What to produce ▸ Print the data once more, exactly as supplied.

Record extracts ▸
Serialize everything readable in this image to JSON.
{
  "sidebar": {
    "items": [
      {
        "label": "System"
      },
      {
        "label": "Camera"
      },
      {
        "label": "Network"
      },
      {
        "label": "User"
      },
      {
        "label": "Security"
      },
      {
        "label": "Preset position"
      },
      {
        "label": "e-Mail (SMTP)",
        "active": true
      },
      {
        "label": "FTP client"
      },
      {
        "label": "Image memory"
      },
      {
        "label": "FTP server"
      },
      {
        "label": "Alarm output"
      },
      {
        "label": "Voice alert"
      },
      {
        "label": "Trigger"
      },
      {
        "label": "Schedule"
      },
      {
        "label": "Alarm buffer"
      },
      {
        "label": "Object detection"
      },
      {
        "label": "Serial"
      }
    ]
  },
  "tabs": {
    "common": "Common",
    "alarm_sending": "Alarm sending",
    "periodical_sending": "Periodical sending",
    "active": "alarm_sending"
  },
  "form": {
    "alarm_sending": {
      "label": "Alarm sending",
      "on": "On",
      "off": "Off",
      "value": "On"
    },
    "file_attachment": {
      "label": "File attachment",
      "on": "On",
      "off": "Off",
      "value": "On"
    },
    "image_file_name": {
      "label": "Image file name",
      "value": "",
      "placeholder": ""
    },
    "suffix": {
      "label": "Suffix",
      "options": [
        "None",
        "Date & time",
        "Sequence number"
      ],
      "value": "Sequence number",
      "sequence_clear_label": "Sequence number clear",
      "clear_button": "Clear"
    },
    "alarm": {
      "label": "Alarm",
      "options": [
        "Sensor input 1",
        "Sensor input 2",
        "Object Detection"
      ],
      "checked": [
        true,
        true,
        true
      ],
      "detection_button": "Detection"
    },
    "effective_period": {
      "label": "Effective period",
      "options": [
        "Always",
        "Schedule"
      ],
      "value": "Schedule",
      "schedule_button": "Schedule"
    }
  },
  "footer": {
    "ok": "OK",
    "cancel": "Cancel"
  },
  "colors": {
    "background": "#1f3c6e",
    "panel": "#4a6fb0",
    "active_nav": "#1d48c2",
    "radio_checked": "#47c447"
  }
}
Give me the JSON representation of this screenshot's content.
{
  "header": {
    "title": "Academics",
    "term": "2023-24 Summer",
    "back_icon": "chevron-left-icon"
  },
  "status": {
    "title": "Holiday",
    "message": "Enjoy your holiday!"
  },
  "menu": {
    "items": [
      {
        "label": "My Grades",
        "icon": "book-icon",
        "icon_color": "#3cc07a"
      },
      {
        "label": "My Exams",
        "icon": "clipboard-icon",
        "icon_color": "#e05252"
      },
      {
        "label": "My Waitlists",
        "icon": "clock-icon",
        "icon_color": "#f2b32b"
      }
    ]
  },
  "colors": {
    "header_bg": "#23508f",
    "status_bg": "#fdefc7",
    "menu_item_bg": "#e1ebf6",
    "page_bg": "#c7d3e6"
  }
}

Output for this task ▸
Serialize everything readable in this image to JSON.
{
  "sidebar": {
    "items": [
      {
        "label": "System"
      },
      {
        "label": "Camera"
      },
      {
        "label": "Network"
      },
      {
        "label": "User"
      },
      {
        "label": "Security"
      },
      {
        "label": "Preset position"
      },
      {
        "label": "e-Mail (SMTP)",
        "active": true
      },
      {
        "label": "FTP client"
      },
      {
        "label": "Image memory"
      },
      {
        "label": "FTP server"
      },
      {
        "label": "Alarm output"
      },
      {
        "label": "Voice alert"
      },
      {
        "label": "Trigger"
      },
      {
        "label": "Schedule"
      },
      {
        "label": "Alarm buffer"
      },
      {
        "label": "Object detection"
      },
      {
        "label": "Serial"
      }
    ]
  },
  "tabs": {
    "common": "Common",
    "alarm_sending": "Alarm sending",
    "periodical_sending": "Periodical sending",
    "active": "alarm_sending"
  },
  "form": {
    "alarm_sending": {
      "label": "Alarm sending",
      "on": "On",
      "off": "Off",
      "value": "On"
    },
    "file_attachment": {
      "label": "File attachment",
      "on": "On",
      "off": "Off",
      "value": "On"
    },
    "image_file_name": {
      "label": "Image file name",
      "value": "",
      "placeholder": ""
    },
    "suffix": {
      "label": "Suffix",
      "options": [
        "None",
        "Date & time",
        "Sequence number"
      ],
      "value": "Sequence number",
      "sequence_clear_label": "Sequence number clear",
      "clear_button": "Clear"
    },
    "alarm": {
      "label": "Alarm",
      "options": [
        "Sensor input 1",
        "Sensor input 2",
        "Object Detection"
      ],
      "checked": [
        true,
        true,
        true
      ],
      "detection_button": "Detection"
    },
    "effective_period": {
      "label": "Effective period",
      "options": [
        "Always",
        "Schedule"
      ],
      "value": "Schedule",
      "schedule_button": "Schedule"
    }
  },
  "footer": {
    "ok": "OK",
    "cancel": "Cancel"
  },
  "colors": {
    "background": "#1f3c6e",
    "panel": "#4a6fb0",
    "active_nav": "#1d48c2",
    "radio_checked": "#47c447"
  }
}
Give me the JSON representation of this screenshot's content.
{
  "header": {
    "title": "Academics",
    "term": "2023-24 Summer",
    "back_icon": "chevron-left-icon"
  },
  "status": {
    "title": "Holiday",
    "message": "Enjoy your holiday!"
  },
  "menu": {
    "items": [
      {
        "label": "My Grades",
        "icon": "book-icon",
        "icon_color": "#3cc07a"
      },
      {
        "label": "My Exams",
        "icon": "clipboard-icon",
        "icon_color": "#e05252"
      },
      {
        "label": "My Waitlists",
        "icon": "clock-icon",
        "icon_color": "#f2b32b"
      }
    ]
  },
  "colors": {
    "header_bg": "#23508f",
    "status_bg": "#fdefc7",
    "menu_item_bg": "#e1ebf6",
    "page_bg": "#c7d3e6"
  }
}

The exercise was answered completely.